got sources?

got sources?

As a result of last week’s fantastic Open Thread Thursday discussion – Genealogy Bloggers and Source Citations – Martin Hollick of The Slovak Yankee blog came up with what I think is a great idea:

How about a badge that bloggers could display in their sidebar that tells readers to contact them about source citations for blog posts?

Excellent idea! So I figured it would be fun to do a riff on the successful “got milk?” campaign from several years ago.  I even went so far as to research and download the font used for the print ads!

So you’ll see the badge above.  Feel free to copy it from the image above.  You should link it to your email address or your contact page on your blog.

In addition, I’ve create a public Picasa album with various images sizes for the badge. Click here to access the album.

©2010, copyright Thomas MacEntee

Open Thread Thursday: Genealogy Bloggers and Source Citations

keep calm and cite your sources

In today’s post Bloggers Should Set An Example over at The Slovak Yankee, Martin Hollick asks why more genealogy bloggers don’t post their source citations in their blog posts. He asks, “Shouldn’t bloggers be setting am example?”

This may seem like a discussion we held several times at GeneaBloggers in the past and due to the explosive growth of genealogy blogs and new members, it might be a good idea to review the topic of source citations and genealogy blogs.

First, for source citation resources and previous discussions on this topic, click here.

Second, for technical information on setting up footnotes in a blog post, click Footnotes – How to Cite Sources In Blogs and Websites.

Third, one of the most heated discussions here at GeneaBloggers took place in our infancy, back in March 2009 when genealogy blogs were accused of being bad for genealogy.

Finally, the decision to include source citations in a blog post is left to the individual blogger. This community did not reach a consensus for several reasons:

  • by their nature, most blog posts are usually two to three paragraphs in length and many bloggers prefer to limit them to that length
  • many genealogy blogs are created to share information with family members and including source citations may detract from that function
  • most bloggers would prefer to be contacted by individual researchers and then share information including source citations
  • many bloggers – some of whom are professional genealogists and some with certification credentials – don’t treat their blog posts as academic research and again, prefer to provide source citations upon request

When bloggers say that they do provide source citations upon request, I trust that most of them really do and are not trying to provide poorly researched information on their sites.

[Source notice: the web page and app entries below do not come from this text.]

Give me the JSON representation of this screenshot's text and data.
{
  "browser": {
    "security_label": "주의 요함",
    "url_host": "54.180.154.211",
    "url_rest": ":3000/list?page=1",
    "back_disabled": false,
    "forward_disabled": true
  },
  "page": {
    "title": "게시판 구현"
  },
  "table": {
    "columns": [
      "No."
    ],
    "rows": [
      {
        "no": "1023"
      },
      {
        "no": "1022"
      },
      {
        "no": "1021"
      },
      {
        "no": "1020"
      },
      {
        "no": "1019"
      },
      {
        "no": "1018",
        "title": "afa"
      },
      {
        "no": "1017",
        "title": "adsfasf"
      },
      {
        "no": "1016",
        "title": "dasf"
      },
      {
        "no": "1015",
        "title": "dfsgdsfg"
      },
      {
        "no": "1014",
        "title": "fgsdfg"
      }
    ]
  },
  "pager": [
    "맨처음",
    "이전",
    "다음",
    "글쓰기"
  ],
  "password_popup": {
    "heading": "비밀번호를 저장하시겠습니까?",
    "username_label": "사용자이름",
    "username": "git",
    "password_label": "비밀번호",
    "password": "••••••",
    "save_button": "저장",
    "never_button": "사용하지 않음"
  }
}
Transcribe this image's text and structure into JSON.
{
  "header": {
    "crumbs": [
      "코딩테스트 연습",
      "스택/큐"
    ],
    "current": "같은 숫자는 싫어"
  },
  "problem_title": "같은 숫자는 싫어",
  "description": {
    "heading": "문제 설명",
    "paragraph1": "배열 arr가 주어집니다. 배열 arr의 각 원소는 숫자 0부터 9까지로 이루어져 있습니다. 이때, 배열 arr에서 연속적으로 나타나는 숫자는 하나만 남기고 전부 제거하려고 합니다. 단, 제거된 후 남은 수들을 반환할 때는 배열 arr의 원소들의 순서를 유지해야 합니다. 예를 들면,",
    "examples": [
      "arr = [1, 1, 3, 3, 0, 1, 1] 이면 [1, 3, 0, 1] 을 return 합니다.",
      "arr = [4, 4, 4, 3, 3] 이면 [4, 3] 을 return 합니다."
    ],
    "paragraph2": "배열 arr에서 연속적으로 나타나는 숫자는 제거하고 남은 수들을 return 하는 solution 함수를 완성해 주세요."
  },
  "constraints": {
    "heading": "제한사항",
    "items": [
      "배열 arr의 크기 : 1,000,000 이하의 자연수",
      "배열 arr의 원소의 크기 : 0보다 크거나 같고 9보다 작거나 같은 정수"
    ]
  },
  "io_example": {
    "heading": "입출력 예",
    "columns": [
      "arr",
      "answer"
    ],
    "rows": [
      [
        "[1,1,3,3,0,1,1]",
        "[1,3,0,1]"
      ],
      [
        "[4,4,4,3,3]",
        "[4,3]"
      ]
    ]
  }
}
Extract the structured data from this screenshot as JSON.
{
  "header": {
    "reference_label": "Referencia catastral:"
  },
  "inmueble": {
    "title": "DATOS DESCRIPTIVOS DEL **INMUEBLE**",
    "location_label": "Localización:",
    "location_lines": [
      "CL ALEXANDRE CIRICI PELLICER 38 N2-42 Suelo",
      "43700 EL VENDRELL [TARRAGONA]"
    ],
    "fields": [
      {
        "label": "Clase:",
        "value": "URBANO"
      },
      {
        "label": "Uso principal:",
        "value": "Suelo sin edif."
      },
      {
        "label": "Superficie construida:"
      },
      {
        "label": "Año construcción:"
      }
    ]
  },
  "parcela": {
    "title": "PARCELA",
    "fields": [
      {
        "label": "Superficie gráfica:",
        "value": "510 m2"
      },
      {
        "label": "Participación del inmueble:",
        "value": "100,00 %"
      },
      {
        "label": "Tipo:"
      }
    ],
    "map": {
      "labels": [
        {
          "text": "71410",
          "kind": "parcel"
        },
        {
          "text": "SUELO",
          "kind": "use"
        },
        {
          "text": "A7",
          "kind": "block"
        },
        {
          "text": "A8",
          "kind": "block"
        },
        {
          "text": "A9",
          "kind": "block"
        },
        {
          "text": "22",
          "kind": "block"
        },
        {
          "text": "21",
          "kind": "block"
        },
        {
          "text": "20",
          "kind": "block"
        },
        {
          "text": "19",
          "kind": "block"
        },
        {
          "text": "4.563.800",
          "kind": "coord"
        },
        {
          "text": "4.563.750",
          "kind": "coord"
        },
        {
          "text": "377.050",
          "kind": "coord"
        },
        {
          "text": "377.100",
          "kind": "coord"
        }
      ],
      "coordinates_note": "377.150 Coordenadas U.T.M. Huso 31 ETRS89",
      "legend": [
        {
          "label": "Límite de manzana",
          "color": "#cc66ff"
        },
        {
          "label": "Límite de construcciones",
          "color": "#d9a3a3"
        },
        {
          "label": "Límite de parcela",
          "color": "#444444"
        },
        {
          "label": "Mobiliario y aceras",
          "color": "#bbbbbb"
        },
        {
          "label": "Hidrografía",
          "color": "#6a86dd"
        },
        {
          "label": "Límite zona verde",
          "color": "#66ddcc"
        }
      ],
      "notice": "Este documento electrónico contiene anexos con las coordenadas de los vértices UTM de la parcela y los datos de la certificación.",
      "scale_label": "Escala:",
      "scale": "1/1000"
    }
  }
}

My personal opinion is to not include source citations and to provide them upon request, which I do.

One thing that can’t be said is that we haven’t pushed the concept of source citations and their merits here at GeneaBloggers.  In recent activities such as the GeneaBlogger games, with cheat sheets like the Source Citation Quick Reference and other posts, we’ve consistently tried to impress upon the community the importance of backing up your research with source citations. Whether you choose to include them in posts is up to you individually.

* * *

So, let’s treat this as an Open Thread Thursday.  What are your thoughts on the subject of source citations and genealogy blog posts? If you do not post them, do you offer them to other researchers upon request? Do you think that the lack of source citations on a blog post reflects poorly on the post content, the research, the blogger, the genealogy blogging community? Have your say in the comments.

Oh and if you have a minute – check out our Keep Calm and Cite Your Sources button. I will be at #fgs10 in Knoxville next week and will have these with me and available for purchase.

©2010, Thomas MacEntee

Keep Calm and Cite Your Sources

keep calm and cite your sources

I got a good laugh out of the above posted which was created by Jennifer of Rainy Day Genealogy Readings.  It may not play as well here as it does in the UK where the “Keep Calm and Carry On” posters are part of an anti-terrorism campaign.

Jennifer told me she used the Keep Calm Generator to create her poster and I like it so much that I wanted to display it and link back to her blog.

While you’re here, check out out our Source Citations Quick Reference (opens in PDF) to help make the process easier.

© 2010, copyright Thomas MacEntee